■ **TASK INSTRUCTIONS**
Line by line, restate the listing below without any change.

■ **DATA SUPPLIED**
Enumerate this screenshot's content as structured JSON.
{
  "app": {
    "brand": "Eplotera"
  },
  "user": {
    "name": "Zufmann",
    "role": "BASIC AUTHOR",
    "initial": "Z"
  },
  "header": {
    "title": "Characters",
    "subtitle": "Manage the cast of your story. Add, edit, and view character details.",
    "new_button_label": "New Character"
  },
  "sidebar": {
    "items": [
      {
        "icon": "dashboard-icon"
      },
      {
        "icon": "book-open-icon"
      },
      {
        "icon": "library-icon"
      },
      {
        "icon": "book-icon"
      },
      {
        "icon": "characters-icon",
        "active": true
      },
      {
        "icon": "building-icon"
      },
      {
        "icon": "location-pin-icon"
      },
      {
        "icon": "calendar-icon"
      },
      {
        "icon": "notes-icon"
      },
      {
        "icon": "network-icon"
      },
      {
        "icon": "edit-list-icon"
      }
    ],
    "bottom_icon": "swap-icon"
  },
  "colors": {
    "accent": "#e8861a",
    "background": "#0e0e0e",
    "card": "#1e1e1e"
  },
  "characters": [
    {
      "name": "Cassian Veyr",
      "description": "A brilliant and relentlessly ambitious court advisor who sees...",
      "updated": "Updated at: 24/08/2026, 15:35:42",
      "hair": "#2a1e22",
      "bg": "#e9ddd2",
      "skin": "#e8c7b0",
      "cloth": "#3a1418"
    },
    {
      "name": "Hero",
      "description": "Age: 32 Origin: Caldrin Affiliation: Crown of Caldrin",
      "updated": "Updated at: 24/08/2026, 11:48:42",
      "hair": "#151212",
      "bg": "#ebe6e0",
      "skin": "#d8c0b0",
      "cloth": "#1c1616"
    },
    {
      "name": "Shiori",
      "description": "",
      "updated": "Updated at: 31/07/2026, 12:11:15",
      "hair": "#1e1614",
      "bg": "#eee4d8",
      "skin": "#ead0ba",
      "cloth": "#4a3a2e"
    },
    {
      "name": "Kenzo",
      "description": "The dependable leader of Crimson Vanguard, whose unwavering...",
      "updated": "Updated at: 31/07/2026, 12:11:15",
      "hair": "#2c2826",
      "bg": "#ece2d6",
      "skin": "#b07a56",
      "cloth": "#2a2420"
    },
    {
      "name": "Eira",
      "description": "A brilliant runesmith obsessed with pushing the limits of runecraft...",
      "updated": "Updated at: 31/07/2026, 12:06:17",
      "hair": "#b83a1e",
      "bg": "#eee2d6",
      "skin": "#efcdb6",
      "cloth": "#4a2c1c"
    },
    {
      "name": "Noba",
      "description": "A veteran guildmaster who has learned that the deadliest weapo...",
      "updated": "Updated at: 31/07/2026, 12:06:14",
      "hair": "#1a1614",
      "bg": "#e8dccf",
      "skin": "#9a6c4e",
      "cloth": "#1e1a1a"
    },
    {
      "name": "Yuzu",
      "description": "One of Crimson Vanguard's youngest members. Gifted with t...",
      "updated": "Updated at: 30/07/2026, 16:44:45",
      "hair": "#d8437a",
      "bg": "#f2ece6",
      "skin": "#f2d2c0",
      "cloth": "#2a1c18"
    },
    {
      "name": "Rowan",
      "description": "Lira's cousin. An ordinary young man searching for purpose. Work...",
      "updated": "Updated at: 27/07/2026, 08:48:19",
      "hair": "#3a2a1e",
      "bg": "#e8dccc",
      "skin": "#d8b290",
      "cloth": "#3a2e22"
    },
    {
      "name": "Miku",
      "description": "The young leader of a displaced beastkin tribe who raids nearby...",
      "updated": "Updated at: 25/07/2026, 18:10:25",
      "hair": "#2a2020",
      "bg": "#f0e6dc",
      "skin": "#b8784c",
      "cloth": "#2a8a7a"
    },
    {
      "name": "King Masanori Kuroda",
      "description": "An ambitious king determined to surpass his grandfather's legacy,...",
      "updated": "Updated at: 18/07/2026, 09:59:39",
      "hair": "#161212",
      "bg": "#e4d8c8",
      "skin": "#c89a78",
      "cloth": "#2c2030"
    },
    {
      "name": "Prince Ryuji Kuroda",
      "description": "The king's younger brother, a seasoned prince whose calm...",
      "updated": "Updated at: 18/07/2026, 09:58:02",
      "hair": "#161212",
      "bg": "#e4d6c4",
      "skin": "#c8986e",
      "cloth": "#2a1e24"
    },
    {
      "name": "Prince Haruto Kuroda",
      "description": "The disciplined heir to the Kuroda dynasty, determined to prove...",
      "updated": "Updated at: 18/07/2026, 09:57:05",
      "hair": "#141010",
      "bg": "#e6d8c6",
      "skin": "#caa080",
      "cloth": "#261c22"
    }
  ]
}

■ **TASK OUTPUT**
Enumerate this screenshot's content as structured JSON.
{
  "app": {
    "brand": "Eplotera"
  },
  "user": {
    "name": "Zufmann",
    "role": "BASIC AUTHOR",
    "initial": "Z"
  },
  "header": {
    "title": "Characters",
    "subtitle": "Manage the cast of your story. Add, edit, and view character details.",
    "new_button_label": "New Character"
  },
  "sidebar": {
    "items": [
      {
        "icon": "dashboard-icon"
      },
      {
        "icon": "book-open-icon"
      },
      {
        "icon": "library-icon"
      },
      {
        "icon": "book-icon"
      },
      {
        "icon": "characters-icon",
        "active": true
      },
      {
        "icon": "building-icon"
      },
      {
        "icon": "location-pin-icon"
      },
      {
        "icon": "calendar-icon"
      },
      {
        "icon": "notes-icon"
      },
      {
        "icon": "network-icon"
      },
      {
        "icon": "edit-list-icon"
      }
    ],
    "bottom_icon": "swap-icon"
  },
  "colors": {
    "accent": "#e8861a",
    "background": "#0e0e0e",
    "card": "#1e1e1e"
  },
  "characters": [
    {
      "name": "Cassian Veyr",
      "description": "A brilliant and relentlessly ambitious court advisor who sees...",
      "updated": "Updated at: 24/08/2026, 15:35:42",
      "hair": "#2a1e22",
      "bg": "#e9ddd2",
      "skin": "#e8c7b0",
      "cloth": "#3a1418"
    },
    {
      "name": "Hero",
      "description": "Age: 32 Origin: Caldrin Affiliation: Crown of Caldrin",
      "updated": "Updated at: 24/08/2026, 11:48:42",
      "hair": "#151212",
      "bg": "#ebe6e0",
      "skin": "#d8c0b0",
      "cloth": "#1c1616"
    },
    {
      "name": "Shiori",
      "description": "",
      "updated": "Updated at: 31/07/2026, 12:11:15",
      "hair": "#1e1614",
      "bg": "#eee4d8",
      "skin": "#ead0ba",
      "cloth": "#4a3a2e"
    },
    {
      "name": "Kenzo",
      "description": "The dependable leader of Crimson Vanguard, whose unwavering...",
      "updated": "Updated at: 31/07/2026, 12:11:15",
      "hair": "#2c2826",
      "bg": "#ece2d6",
      "skin": "#b07a56",
      "cloth": "#2a2420"
    },
    {
      "name": "Eira",
      "description": "A brilliant runesmith obsessed with pushing the limits of runecraft...",
      "updated": "Updated at: 31/07/2026, 12:06:17",
      "hair": "#b83a1e",
      "bg": "#eee2d6",
      "skin": "#efcdb6",
      "cloth": "#4a2c1c"
    },
    {
      "name": "Noba",
      "description": "A veteran guildmaster who has learned that the deadliest weapo...",
      "updated": "Updated at: 31/07/2026, 12:06:14",
      "hair": "#1a1614",
      "bg": "#e8dccf",
      "skin": "#9a6c4e",
      "cloth": "#1e1a1a"
    },
    {
      "name": "Yuzu",
      "description": "One of Crimson Vanguard's youngest members. Gifted with t...",
      "updated": "Updated at: 30/07/2026, 16:44:45",
      "hair": "#d8437a",
      "bg": "#f2ece6",
      "skin": "#f2d2c0",
      "cloth": "#2a1c18"
    },
    {
      "name": "Rowan",
      "description": "Lira's cousin. An ordinary young man searching for purpose. Work...",
      "updated": "Updated at: 27/07/2026, 08:48:19",
      "hair": "#3a2a1e",
      "bg": "#e8dccc",
      "skin": "#d8b290",
      "cloth": "#3a2e22"
    },
    {
      "name": "Miku",
      "description": "The young leader of a displaced beastkin tribe who raids nearby...",
      "updated": "Updated at: 25/07/2026, 18:10:25",
      "hair": "#2a2020",
      "bg": "#f0e6dc",
      "skin": "#b8784c",
      "cloth": "#2a8a7a"
    },
    {
      "name": "King Masanori Kuroda",
      "description": "An ambitious king determined to surpass his grandfather's legacy,...",
      "updated": "Updated at: 18/07/2026, 09:59:39",
      "hair": "#161212",
      "bg": "#e4d8c8",
      "skin": "#c89a78",
      "cloth": "#2c2030"
    },
    {
      "name": "Prince Ryuji Kuroda",
      "description": "The king's younger brother, a seasoned prince whose calm...",
      "updated": "Updated at: 18/07/2026, 09:58:02",
      "hair": "#161212",
      "bg": "#e4d6c4",
      "skin": "#c8986e",
      "cloth": "#2a1e24"
    },
    {
      "name": "Prince Haruto Kuroda",
      "description": "The disciplined heir to the Kuroda dynasty, determined to prove...",
      "updated": "Updated at: 18/07/2026, 09:57:05",
      "hair": "#141010",
      "bg": "#e6d8c6",
      "skin": "#caa080",
      "cloth": "#261c22"
    }
  ]
}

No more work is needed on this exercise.